What Is a Lottery?

A lottery is a gambling game in which people pay a small amount of money for the chance to win a larger sum. The prize money can be used for a variety of purposes. It is a popular way to raise funds for public projects. In colonial America, lotteries were often used to finance roads, libraries, colleges, churches, canals, and bridges. They also provided funds to fight the French and Indian War and for local militias.

The odds of winning a lottery are very slim, but some people are willing to risk the money for the chance to have millions or even billions of dollars. However, winning a lottery can be very addictive and can destroy the quality of life for the winner and their family. Moreover, it is important to note that the average lottery player contributes billions in government receipts that could be used for other things, such as education, health care, and social services.

Traditionally, the winners of lottery prizes are chosen by drawing lots, in which each ticket bears a number that corresponds to a prize category. The number of tickets sold, and the total value of the prizes available, determines the odds of winning. For example, the odds of winning the grand prize in a national multi-state lottery are about one in ten million.

To maintain a healthy level of ticket sales, most lotteries must pay out a significant percentage of the proceeds in prizes, which reduces the amount that is available for state revenue and other expenses. This is an implicit tax that consumers don’t realize they are paying. Despite this, many state governments endorse and promote lotteries, so people continue to buy them.

Although most of the money that is invested in a lottery is returned to bettors, there are additional costs associated with organizing and running a lottery, such as paying employees and advertising. In addition, a portion of the profits must be reserved for paying taxes and administrative fees. Depending on the type of lottery, the prizes may be offered in the form of cash or goods.

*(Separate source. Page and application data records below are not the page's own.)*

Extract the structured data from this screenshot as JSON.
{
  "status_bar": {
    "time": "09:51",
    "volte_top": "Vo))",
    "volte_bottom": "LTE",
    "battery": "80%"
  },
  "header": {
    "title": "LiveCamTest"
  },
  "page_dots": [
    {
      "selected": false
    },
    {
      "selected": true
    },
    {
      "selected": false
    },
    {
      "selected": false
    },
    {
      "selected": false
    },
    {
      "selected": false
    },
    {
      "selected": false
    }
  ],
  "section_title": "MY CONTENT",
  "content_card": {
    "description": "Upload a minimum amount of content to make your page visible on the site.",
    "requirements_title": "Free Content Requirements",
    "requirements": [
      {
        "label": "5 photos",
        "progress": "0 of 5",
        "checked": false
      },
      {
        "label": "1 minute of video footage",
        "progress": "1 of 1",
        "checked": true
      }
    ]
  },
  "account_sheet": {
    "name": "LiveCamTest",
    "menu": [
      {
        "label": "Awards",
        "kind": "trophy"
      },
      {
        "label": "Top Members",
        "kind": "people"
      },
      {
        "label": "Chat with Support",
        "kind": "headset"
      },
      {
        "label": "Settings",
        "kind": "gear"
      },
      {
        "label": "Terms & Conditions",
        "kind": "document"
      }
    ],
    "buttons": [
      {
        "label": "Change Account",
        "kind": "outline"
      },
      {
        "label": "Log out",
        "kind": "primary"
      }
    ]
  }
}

A lottery system must include some means of recording the identities of the bettors, their amounts staked, and the numbers or symbols on which they have betted. This information can be recorded on paper or electronically. For large-scale lotteries, a computer system is usually used to record purchases and other related data.

In order to make the lottery process fair, it must involve a set of rules that define how frequently and how large the prizes will be. It must also include a method for selecting winners and determining their eligibility. In addition, the size of the prizes must be balanced against the cost of promoting and conducting the lottery. For instance, a high frequency of large prizes might attract more bettors but reduce the profit potential. Moreover, the number of prizes should be balanced against the number of rollovers. Lastly, the lottery must decide whether to offer few very large prizes or a greater number of smaller ones.